I feel like this is a good example of how transgender issues can affect anyone anywhere. People need to be educated especially in jobs that offer service to the public. The fact that this has gotten such a positive response in a small town such as Muncie shows that America believes that this is a big deal also. I feel that the changes in Muncie will lead to changes in other hospitals and lead to more changes in transgender policies to better the quality of service for all patients.
In this week’s reading Marcia Ochoa discusses transformistas of Venezuela. She begins the chapter by discussing what she will cover throughout the chapter, and gives the reader some basic definitions of transformista, transgender, and transsexuality. She explains that transformistas a is not recognized as a transsexual because, “(1) they are not recognized as transsexual under the diagnostic criteria, (2) may or may not desire sex reassignment surgery, and (3) may or may not have access to the medical or psychiatric care necessary to produce this category in Venezuela. They also do not impersonate women for entertainment purposes.
Ochoa then goes on to discuss the term loca-lization. From what I understand this term describes an individual that is “fabulous” even through great societal constraint. Ochoa seems very intrigued by these locas and talks of them having intense bravery to stand up for themselves. She talks about how these locas bring shame to themselves and their families and that really hit home to me. In their culture family honor is very important and for these locas to go against this honor in order to be true to themselves and be happy really impresses me.
The issue of citizenship is then brought up. Ochoa talks of Venezuela as a very modern place but not in the political sense. Transformista’s citizenships are affected negatively because they are denied some of their rights and just generally excluded from the political realm of life. Ochoa describes a situation she saw in Venezuela where two transformistas where taken under a bridge by soldiers with guns. The transformistas stood at gun point but Ochoa never found out what happened to them because one of the lookout soldiers had spotted her and she was worried she would make it worse for the transformistas. This really upsets me and kind of actually makes me sick to my stomach. I do not like to hear that anyone can be escorted by men with guns simply because they choose to live their life in a way that their government does not seem to accept. This is just not right and I have so much respect for the transformistas that stand up for themselves even through this persecution. It must take extreme bravery and self esteem.
Apparently, there is very little that the transformistas can do because the police do not take their complaints seriously. They are not given full citizenship because of the way they choose to live their lives. Yet they still strive to be “fabulous” which I think is awesome! I believe that the government in Venezuela is completely in the wrong and something needs to be done to ensure that rights are given to everyone within the country and not excluded to someone simply because of the choices they make about how they live their lives. That is just simple human respect guidelines I feel that all humans are entitled to no matter what.

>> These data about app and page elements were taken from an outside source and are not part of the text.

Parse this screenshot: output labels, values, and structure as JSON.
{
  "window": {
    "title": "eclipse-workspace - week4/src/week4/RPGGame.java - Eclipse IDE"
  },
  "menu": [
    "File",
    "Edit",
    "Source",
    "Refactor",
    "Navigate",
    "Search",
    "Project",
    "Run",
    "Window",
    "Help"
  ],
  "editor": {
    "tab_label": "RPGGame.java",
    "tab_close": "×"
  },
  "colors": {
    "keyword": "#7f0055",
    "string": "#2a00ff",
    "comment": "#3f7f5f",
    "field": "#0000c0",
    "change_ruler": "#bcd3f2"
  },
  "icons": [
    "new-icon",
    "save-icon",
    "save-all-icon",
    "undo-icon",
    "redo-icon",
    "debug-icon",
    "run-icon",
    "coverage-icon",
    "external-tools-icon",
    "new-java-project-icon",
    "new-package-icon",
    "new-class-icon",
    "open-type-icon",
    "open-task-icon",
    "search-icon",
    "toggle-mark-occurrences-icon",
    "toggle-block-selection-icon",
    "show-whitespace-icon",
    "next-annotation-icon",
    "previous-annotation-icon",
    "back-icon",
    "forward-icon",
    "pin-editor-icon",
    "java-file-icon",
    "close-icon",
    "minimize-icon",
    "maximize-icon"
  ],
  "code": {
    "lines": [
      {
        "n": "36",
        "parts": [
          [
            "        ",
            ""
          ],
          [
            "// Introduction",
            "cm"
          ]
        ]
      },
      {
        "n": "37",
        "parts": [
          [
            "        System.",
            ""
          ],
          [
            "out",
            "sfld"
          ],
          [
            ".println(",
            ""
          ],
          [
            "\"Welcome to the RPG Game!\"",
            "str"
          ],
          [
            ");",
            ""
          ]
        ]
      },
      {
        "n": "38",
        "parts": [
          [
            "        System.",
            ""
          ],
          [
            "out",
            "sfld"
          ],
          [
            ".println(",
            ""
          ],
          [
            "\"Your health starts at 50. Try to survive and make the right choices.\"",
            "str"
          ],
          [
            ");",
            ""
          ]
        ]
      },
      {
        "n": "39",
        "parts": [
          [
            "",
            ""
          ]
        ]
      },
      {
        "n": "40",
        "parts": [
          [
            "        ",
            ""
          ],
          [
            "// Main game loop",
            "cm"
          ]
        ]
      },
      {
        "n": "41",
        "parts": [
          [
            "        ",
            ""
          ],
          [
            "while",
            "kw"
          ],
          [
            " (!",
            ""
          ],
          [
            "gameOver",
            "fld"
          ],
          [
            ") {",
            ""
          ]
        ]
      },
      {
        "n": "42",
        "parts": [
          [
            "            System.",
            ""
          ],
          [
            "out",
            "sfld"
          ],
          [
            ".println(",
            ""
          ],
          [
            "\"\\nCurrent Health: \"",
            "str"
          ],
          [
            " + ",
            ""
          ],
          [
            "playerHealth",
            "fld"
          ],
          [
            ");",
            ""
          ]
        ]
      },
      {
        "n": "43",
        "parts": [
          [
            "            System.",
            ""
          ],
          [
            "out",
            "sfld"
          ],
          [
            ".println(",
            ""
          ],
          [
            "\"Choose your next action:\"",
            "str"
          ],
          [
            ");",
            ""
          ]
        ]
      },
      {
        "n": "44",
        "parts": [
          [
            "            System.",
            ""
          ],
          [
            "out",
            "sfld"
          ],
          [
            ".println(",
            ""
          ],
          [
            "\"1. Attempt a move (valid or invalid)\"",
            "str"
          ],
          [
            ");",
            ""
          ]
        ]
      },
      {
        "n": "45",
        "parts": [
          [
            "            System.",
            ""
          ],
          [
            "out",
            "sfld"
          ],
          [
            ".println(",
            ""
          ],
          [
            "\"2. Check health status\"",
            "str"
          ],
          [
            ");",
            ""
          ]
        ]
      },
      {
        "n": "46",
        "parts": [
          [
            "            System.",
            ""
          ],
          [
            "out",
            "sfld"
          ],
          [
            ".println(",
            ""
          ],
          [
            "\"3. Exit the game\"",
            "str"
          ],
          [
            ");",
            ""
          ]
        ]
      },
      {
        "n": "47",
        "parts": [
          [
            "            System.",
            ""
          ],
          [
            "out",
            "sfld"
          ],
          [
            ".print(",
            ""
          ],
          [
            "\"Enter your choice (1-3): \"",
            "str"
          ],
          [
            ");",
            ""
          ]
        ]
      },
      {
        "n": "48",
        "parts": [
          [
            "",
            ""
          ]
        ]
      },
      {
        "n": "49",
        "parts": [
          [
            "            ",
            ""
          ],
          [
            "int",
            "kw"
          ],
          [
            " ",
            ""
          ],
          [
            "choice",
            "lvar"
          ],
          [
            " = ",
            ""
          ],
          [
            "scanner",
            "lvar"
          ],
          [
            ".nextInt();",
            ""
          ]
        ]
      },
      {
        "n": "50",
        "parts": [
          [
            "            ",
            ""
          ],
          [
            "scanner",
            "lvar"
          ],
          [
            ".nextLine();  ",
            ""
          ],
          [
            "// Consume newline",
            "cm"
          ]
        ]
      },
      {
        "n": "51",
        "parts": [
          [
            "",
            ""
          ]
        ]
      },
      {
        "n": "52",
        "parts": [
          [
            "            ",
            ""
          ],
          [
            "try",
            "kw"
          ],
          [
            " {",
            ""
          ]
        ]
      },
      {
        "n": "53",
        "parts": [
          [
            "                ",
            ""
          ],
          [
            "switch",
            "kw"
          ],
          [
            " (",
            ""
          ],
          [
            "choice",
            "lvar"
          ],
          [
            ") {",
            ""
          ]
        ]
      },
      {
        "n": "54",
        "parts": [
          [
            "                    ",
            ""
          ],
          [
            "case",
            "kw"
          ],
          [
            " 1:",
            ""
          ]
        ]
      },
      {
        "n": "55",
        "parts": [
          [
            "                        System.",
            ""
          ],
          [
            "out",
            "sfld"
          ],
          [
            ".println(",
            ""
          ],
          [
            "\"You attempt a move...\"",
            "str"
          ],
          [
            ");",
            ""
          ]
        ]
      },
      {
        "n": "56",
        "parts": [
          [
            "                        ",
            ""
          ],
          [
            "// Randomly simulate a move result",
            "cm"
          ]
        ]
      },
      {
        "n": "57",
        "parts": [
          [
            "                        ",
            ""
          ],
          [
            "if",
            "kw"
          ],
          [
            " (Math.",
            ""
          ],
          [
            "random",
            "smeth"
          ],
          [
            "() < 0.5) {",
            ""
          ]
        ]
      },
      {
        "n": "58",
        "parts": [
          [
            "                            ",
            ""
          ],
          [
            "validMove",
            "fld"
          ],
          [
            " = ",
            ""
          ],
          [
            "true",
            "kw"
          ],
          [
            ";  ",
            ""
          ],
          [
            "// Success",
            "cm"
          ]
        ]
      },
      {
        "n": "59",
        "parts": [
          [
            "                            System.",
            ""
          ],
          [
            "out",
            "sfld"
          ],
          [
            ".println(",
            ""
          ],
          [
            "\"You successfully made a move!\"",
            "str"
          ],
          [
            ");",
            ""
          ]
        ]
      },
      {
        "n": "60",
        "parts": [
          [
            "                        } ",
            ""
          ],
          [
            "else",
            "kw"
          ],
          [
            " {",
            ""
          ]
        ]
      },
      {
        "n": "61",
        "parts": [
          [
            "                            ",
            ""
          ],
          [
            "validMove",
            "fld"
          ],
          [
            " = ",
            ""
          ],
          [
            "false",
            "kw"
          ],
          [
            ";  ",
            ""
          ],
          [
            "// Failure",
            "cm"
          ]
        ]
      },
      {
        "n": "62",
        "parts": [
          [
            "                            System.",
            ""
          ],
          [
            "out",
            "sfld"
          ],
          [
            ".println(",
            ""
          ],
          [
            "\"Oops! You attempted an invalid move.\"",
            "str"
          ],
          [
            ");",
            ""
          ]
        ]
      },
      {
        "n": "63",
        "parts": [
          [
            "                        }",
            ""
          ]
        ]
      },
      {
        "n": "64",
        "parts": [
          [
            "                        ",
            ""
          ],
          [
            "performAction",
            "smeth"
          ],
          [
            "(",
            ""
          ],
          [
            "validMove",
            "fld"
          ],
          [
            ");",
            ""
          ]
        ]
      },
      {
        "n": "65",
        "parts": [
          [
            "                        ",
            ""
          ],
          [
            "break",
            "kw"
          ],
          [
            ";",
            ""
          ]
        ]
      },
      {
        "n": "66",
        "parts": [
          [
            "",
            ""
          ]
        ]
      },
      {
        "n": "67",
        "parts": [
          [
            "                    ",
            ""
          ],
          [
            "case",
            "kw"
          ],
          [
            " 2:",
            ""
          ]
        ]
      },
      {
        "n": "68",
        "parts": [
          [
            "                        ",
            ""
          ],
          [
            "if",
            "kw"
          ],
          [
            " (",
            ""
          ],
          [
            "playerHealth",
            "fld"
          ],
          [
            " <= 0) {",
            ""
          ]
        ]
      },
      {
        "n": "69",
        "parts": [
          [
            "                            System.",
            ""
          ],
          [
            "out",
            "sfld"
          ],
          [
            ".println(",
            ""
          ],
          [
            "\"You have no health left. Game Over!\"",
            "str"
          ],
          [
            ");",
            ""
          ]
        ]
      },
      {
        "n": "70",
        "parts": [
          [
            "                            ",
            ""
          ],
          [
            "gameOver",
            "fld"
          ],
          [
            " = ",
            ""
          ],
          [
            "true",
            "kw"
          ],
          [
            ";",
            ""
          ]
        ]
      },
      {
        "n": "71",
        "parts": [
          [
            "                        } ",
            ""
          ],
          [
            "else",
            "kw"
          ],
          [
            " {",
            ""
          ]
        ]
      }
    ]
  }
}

Ochoa’s reading really opened my eyes to this discrimination that is happening in Venezuela. The transformistas continue to live their lives and be “fabulous” and I really learned a lot about not letting anyone put you down for what you believe.